(Stored records)
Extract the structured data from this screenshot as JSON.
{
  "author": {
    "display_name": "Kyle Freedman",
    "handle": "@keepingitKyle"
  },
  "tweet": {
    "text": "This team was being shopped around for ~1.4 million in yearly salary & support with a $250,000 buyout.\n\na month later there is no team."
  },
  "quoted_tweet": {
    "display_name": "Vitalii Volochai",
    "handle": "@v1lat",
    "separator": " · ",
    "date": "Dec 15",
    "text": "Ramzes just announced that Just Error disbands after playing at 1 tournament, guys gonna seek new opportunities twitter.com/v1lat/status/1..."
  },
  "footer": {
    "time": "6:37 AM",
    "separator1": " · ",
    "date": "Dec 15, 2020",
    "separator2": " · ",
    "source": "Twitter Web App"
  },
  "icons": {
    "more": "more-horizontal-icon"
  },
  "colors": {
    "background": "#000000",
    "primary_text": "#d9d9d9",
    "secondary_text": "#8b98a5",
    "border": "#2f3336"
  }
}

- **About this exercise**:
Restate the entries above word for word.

- **Exercise output**:
Extract the structured data from this screenshot as JSON.
{
  "author": {
    "display_name": "Kyle Freedman",
    "handle": "@keepingitKyle"
  },
  "tweet": {
    "text": "This team was being shopped around for ~1.4 million in yearly salary & support with a $250,000 buyout.\n\na month later there is no team."
  },
  "quoted_tweet": {
    "display_name": "Vitalii Volochai",
    "handle": "@v1lat",
    "separator": " · ",
    "date": "Dec 15",
    "text": "Ramzes just announced that Just Error disbands after playing at 1 tournament, guys gonna seek new opportunities twitter.com/v1lat/status/1..."
  },
  "footer": {
    "time": "6:37 AM",
    "separator1": " · ",
    "date": "Dec 15, 2020",
    "separator2": " · ",
    "source": "Twitter Web App"
  },
  "icons": {
    "more": "more-horizontal-icon"
  },
  "colors": {
    "background": "#000000",
    "primary_text": "#d9d9d9",
    "secondary_text": "#8b98a5",
    "border": "#2f3336"
  }
}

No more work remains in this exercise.